[Items from an interface collection]
= = =
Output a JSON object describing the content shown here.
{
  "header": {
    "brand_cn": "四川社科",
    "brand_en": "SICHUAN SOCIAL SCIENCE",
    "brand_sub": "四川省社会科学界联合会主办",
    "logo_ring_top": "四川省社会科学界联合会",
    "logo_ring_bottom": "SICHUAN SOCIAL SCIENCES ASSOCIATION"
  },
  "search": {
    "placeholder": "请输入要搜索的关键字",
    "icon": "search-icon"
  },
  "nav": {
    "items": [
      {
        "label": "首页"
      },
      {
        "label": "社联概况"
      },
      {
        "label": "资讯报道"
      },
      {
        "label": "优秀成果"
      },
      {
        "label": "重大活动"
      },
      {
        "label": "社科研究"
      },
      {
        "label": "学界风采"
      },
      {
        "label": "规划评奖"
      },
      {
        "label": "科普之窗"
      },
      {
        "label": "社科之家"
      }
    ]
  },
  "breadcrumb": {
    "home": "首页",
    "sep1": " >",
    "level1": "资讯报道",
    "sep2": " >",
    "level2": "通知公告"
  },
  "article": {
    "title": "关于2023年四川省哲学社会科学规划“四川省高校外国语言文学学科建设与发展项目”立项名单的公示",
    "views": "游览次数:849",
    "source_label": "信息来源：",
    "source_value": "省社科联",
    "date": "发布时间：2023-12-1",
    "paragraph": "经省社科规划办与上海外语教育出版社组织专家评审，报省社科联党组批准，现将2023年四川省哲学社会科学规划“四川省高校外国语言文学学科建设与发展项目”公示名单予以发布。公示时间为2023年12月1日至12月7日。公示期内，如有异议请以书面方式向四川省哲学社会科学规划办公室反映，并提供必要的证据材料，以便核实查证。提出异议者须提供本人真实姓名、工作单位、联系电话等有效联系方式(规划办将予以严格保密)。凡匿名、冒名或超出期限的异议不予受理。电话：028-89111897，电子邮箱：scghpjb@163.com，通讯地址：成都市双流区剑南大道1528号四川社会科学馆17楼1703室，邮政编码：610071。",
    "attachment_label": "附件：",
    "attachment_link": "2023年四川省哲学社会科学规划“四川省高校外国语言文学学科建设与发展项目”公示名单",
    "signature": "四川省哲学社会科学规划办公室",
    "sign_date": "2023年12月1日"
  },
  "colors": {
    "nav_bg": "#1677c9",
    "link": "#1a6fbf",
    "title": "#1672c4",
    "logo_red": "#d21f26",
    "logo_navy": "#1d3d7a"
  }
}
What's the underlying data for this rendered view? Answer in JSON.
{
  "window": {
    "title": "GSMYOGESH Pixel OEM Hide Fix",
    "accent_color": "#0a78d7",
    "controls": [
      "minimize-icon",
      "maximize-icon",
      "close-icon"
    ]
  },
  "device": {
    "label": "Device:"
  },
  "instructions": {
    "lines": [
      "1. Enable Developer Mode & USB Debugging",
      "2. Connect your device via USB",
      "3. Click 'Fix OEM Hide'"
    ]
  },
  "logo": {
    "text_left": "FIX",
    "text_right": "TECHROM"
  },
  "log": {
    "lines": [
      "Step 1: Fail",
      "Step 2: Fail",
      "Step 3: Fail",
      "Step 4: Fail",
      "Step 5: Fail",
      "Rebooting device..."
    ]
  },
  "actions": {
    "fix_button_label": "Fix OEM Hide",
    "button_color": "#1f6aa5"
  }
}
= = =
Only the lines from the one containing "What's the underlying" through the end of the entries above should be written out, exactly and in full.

• YOUR SOLUTION:
What's the underlying data for this rendered view? Answer in JSON.
{
  "window": {
    "title": "GSMYOGESH Pixel OEM Hide Fix",
    "accent_color": "#0a78d7",
    "controls": [
      "minimize-icon",
      "maximize-icon",
      "close-icon"
    ]
  },
  "device": {
    "label": "Device:"
  },
  "instructions": {
    "lines": [
      "1. Enable Developer Mode & USB Debugging",
      "2. Connect your device via USB",
      "3. Click 'Fix OEM Hide'"
    ]
  },
  "logo": {
    "text_left": "FIX",
    "text_right": "TECHROM"
  },
  "log": {
    "lines": [
      "Step 1: Fail",
      "Step 2: Fail",
      "Step 3: Fail",
      "Step 4: Fail",
      "Step 5: Fail",
      "Rebooting device..."
    ]
  },
  "actions": {
    "fix_button_label": "Fix OEM Hide",
    "button_color": "#1f6aa5"
  }
}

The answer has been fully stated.